## TO DO
Leaving out only the pictures, write out all the entries exactly.

[RECORDED DATA]

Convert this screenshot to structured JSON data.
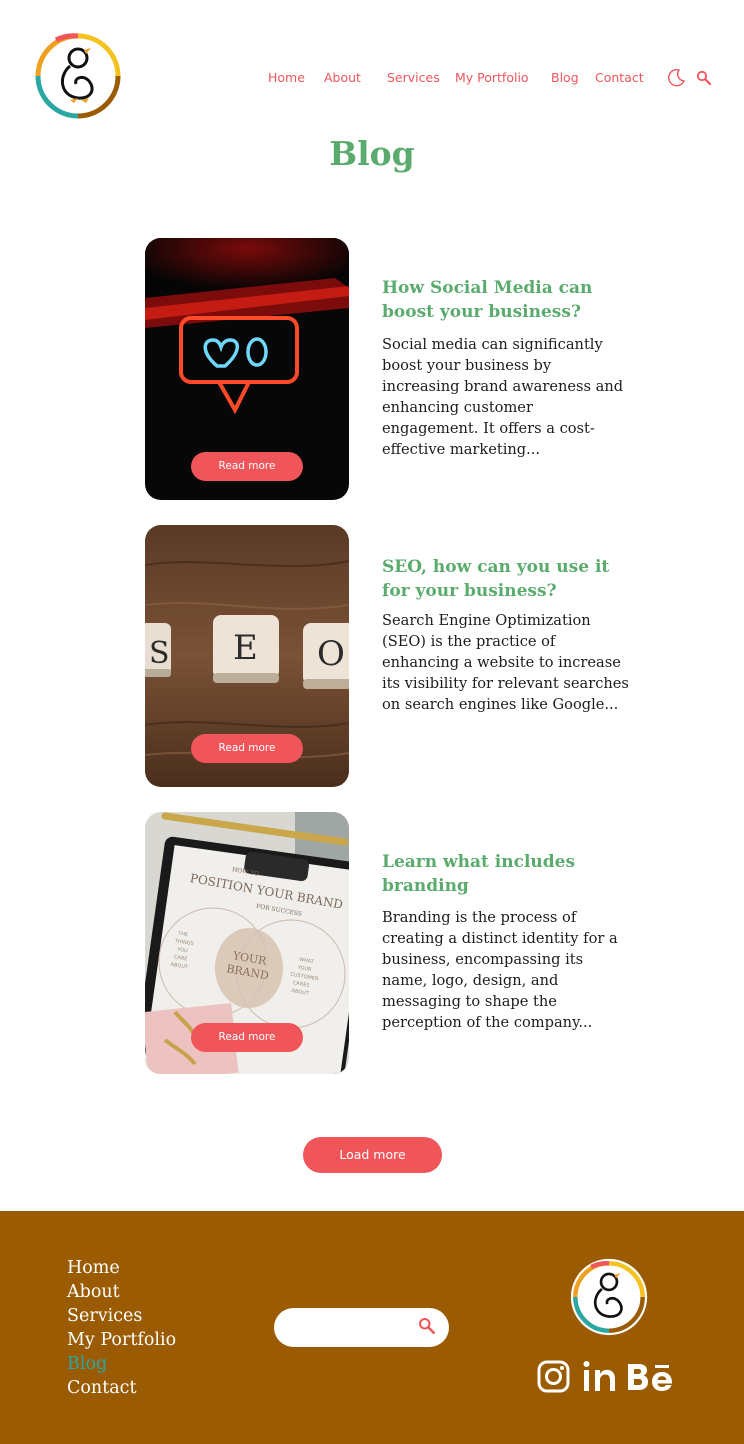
{
  "header": {
    "logo_icon": "penguin-logo-icon",
    "nav": [
      "Home",
      "About",
      "Services",
      "My Portfolio",
      "Blog",
      "Contact"
    ],
    "theme_toggle_icon": "moon-icon",
    "search_icon": "search-icon"
  },
  "page": {
    "title": "Blog"
  },
  "posts": [
    {
      "image": "neon-like-sign",
      "title": "How Social Media can boost your business?",
      "excerpt": "Social media can significantly boost your business by increasing brand awareness and enhancing customer engagement. It offers a cost-effective marketing...",
      "button": "Read more"
    },
    {
      "image": "scrabble-seo-tiles",
      "title": "SEO, how can you use it for your business?",
      "excerpt": "Search Engine Optimization (SEO) is the practice of enhancing a website to increase its visibility for relevant searches on search engines like Google...",
      "button": "Read more"
    },
    {
      "image": "branding-clipboard",
      "title": "Learn what includes branding",
      "excerpt": "Branding is the process of creating a distinct identity for a business, encompassing its name, logo, design, and messaging to shape the perception of the company...",
      "button": "Read more"
    }
  ],
  "load_more": "Load more",
  "image_text": {
    "seo_tiles": [
      "S",
      "E",
      "O"
    ],
    "clipboard_heading": "POSITION YOUR BRAND",
    "clipboard_small": [
      "HOW TO",
      "FOR SUCCESS"
    ],
    "clipboard_center": [
      "YOUR",
      "BRAND"
    ],
    "clipboard_left": [
      "THE",
      "THINGS",
      "YOU",
      "CARE",
      "ABOUT"
    ],
    "clipboard_right": [
      "WHAT",
      "YOUR",
      "CUSTOMER",
      "CARES",
      "ABOUT"
    ]
  },
  "footer": {
    "nav": [
      "Home",
      "About",
      "Services",
      "My Portfolio",
      "Blog",
      "Contact"
    ],
    "active": "Blog",
    "search_placeholder": "",
    "social": [
      "instagram-icon",
      "linkedin-icon",
      "behance-icon"
    ]
  },
  "colors": {
    "accent_red": "#f0555a",
    "title_green": "#5aab6d",
    "footer_brown": "#9a5b03",
    "active_teal": "#2aa7a0"
  }
}
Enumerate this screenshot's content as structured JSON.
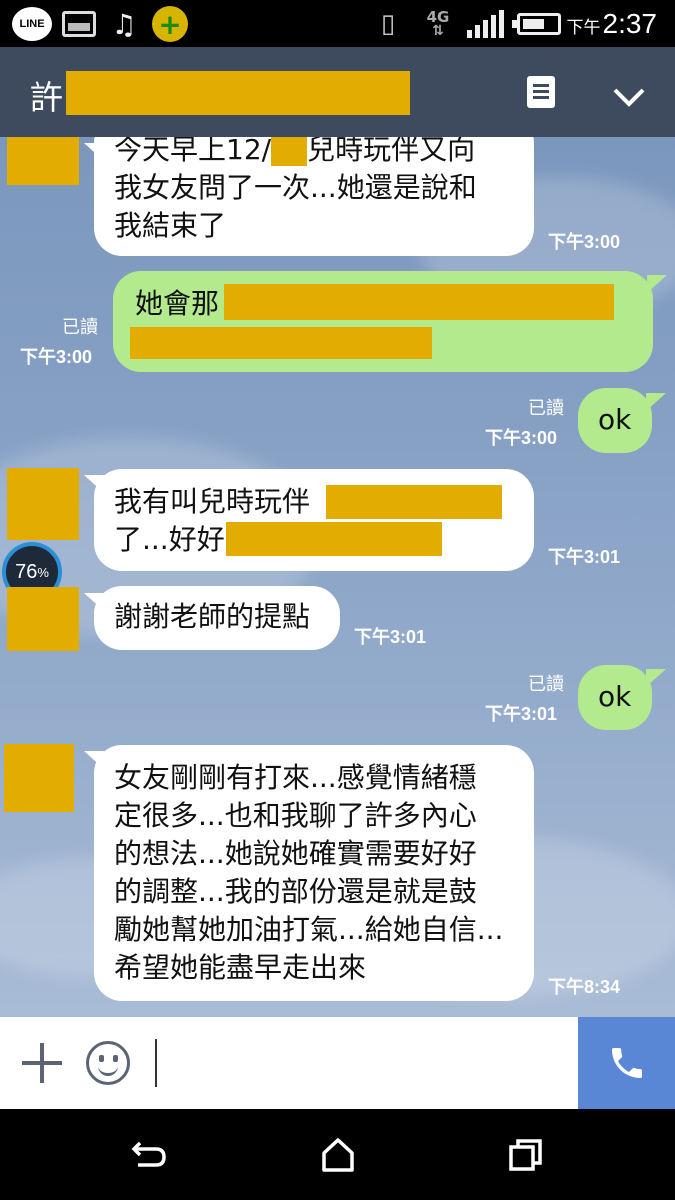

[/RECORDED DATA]

## EXERCISE RESPONSE
Convert this screenshot to structured JSON data.
{
  "header": {
    "logo_icon": "penguin-logo-icon",
    "nav": [
      "Home",
      "About",
      "Services",
      "My Portfolio",
      "Blog",
      "Contact"
    ],
    "theme_toggle_icon": "moon-icon",
    "search_icon": "search-icon"
  },
  "page": {
    "title": "Blog"
  },
  "posts": [
    {
      "image": "neon-like-sign",
      "title": "How Social Media can boost your business?",
      "excerpt": "Social media can significantly boost your business by increasing brand awareness and enhancing customer engagement. It offers a cost-effective marketing...",
      "button": "Read more"
    },
    {
      "image": "scrabble-seo-tiles",
      "title": "SEO, how can you use it for your business?",
      "excerpt": "Search Engine Optimization (SEO) is the practice of enhancing a website to increase its visibility for relevant searches on search engines like Google...",
      "button": "Read more"
    },
    {
      "image": "branding-clipboard",
      "title": "Learn what includes branding",
      "excerpt": "Branding is the process of creating a distinct identity for a business, encompassing its name, logo, design, and messaging to shape the perception of the company...",
      "button": "Read more"
    }
  ],
  "load_more": "Load more",
  "image_text": {
    "seo_tiles": [
      "S",
      "E",
      "O"
    ],
    "clipboard_heading": "POSITION YOUR BRAND",
    "clipboard_small": [
      "HOW TO",
      "FOR SUCCESS"
    ],
    "clipboard_center": [
      "YOUR",
      "BRAND"
    ],
    "clipboard_left": [
      "THE",
      "THINGS",
      "YOU",
      "CARE",
      "ABOUT"
    ],
    "clipboard_right": [
      "WHAT",
      "YOUR",
      "CUSTOMER",
      "CARES",
      "ABOUT"
    ]
  },
  "footer": {
    "nav": [
      "Home",
      "About",
      "Services",
      "My Portfolio",
      "Blog",
      "Contact"
    ],
    "active": "Blog",
    "search_placeholder": "",
    "social": [
      "instagram-icon",
      "linkedin-icon",
      "behance-icon"
    ]
  },
  "colors": {
    "accent_red": "#f0555a",
    "title_green": "#5aab6d",
    "footer_brown": "#9a5b03",
    "active_teal": "#2aa7a0"
  }
}
Enumerate this screenshot's content as structured JSON.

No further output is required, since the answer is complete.